CONTRIBUTIONS IN THE CASE OF CABRERA GARCÍA AND MONTIEL FLORES
17. Regarding the Judgment to which this concurring opinion refers, the essence of the doctrine of “conventionality control” is reiterated with some important specifications, in the following terms:
225. This Court has held in its case law that it is aware that domestic authorities are subject to the rule of law and, therefore, are required to apply the provisions in force within the legal system. But when a State is a Party to an international treaty such as the American Convention, all its organs, including its judges, are also bound by that treaty. This obliges them to ensure that the effects of the provisions embodied in the Convention are not impaired by the enforcement of laws which are contrary to its object and purpose. The judges and organs linked to the administration of justice at all levels are required to carry out ex officio a form of “conventionality control” between domestic legal provisions and the American Convention, obviously within the framework of their respective competences and the corresponding procedural rules. In this task, the judges and organs linked to the administration of justice must take into account not only the treaty, but also the interpretation thereof by the Inter-American Court, which is the final interpreter of the American Convention. (Underlining added).
18. As is evident, the Inter-American Court clarifies its doctrine on “conventionality control,” by replacing statements that referred to the “Judicial Branch,” which appeared since the leading case of Almonacid Arellano v. Chile (2006), and referring now to “all the organs” of States which have ratified the American Convention, “including their judges,” who must safeguard the effet utile of the Treaty, and that “judges and organs linked to the administration of justice at all levels” are required to conduct “conventionality control” ex officio.
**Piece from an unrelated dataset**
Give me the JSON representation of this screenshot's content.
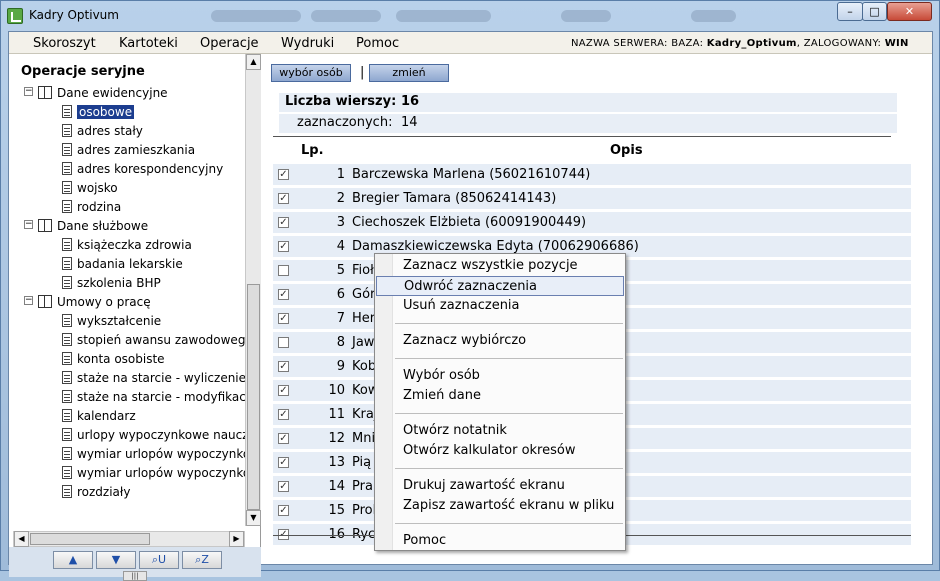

19. The intention of the Inter-American Court is clear: to establish that the doctrine of “conventionality control” must be exercised by “all judges,” whether or not they are formal members of the Judicial Branch, and regardless of their rank, grade, level or area of expertise. 20. Thus, there is no doubt that “conventionality control” must be carried out by any and all judges or courts that materially perform judicial functions, including, of course, the Courts, Chambers or Constitutional Courts, as well as the Supreme Courts of Justice and other high courts of the twenty-four countries which have signed and ratified or acceded to the American Convention on Human Rights,395 and even more so, those of the twenty states that have recognized the contentious jurisdiction of the Inter-American Court,396 out of a total of thirty-five countries that make up the OAS.
CHARACTERIZATION OF “DIFFUSE CONVENTIONALITY CONTROL” IN LIGHT OF THE DEVELOPMENT OF ITS JURISPRUDENCE
a) “Diffuse” nature: all domestic judges “must” exercise it 21. In real terms, this involves